In a Britain already divided over how – or whether – to leave the European Union, a new prime minister, Boris Johnson, has decided to shorten the time for Parliament to consider an alternative to his path to Brexit before an October deadline. His unusual tactic has created an uproar, notably among those who lost the referendum on Brexit in 2016.
For them, the issue now is the prime minister’s apparent assault on democracy itself. For Mr. Johnson, his opponents’ outrage and delay tactics are also an assault on democracy, largely because the losing side in the referendum has yet to consent to the official outcome.

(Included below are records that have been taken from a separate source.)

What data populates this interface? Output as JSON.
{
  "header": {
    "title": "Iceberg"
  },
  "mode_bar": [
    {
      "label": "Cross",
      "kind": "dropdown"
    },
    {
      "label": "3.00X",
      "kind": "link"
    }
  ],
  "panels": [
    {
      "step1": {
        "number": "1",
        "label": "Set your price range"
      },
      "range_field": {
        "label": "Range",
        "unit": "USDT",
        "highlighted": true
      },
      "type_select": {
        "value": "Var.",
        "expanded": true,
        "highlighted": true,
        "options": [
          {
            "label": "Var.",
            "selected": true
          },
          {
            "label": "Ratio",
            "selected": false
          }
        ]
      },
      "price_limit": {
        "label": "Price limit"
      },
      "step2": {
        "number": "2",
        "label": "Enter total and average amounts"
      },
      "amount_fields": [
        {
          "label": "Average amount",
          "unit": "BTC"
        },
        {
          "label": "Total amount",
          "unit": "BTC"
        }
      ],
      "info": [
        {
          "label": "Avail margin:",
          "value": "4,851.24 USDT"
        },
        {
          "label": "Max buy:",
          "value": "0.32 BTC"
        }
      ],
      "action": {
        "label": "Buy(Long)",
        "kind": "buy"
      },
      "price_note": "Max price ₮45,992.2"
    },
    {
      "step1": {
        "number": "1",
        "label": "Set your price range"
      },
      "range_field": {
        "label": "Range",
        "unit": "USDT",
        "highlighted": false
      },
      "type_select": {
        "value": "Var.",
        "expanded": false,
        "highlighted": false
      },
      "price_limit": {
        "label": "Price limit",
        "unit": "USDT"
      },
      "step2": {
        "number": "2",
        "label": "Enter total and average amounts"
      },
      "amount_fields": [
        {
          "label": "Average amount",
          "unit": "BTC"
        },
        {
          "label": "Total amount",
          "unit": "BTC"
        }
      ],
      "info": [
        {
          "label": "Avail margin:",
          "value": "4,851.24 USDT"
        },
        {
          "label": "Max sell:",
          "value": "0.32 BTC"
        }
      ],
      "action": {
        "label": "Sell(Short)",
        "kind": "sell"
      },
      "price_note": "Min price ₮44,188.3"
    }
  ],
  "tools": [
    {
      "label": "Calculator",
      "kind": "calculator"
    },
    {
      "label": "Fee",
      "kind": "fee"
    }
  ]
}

For democracies facing sharp divisions and a decline in trust of institutions, Britain provides an example of the need for two things after a vote with high stakes: losers’ consent and winners’ restraint. The real threat to democracy is not having enough of both.
In elections, referendums, or legislative votes, not all losers are gracious and not all victors are magnanimous. Both may resort to maximal, dubious tactics when they should instead work on a consensus that will maintain the integrity of the democratic process.
Losers often either abandon the system or try to rip it down. Winners might rig it to stay in power even though democracies need a regular churn in parties and people assuming power to keep faith in democracy. In addition, not all vote victories are that clear-cut. In one study of stable democracies between 1950 and 1995, only around 45% of victors won with a majority.
The process of voting is really a way to articulate both the concerns and the hopes of constituents, and these can often be at odds with each other. The previous prime minister, Theresa May, came up with a Brexit plan that attempted to keep Britain tied somewhat to Europe but not officially in the EU. She failed to get it approved by Parliament. Now both sides are desperate, perhaps regardless of the consequences.
At times like these, patience, reason, and humility by both politicians and engaged citizen can sometimes open up unexpected avenues and lead to consensus. Democracy cannot survive if it produces oppressive winners and sore losers. Its very legitimacy starts with the idea that we’re all in this together.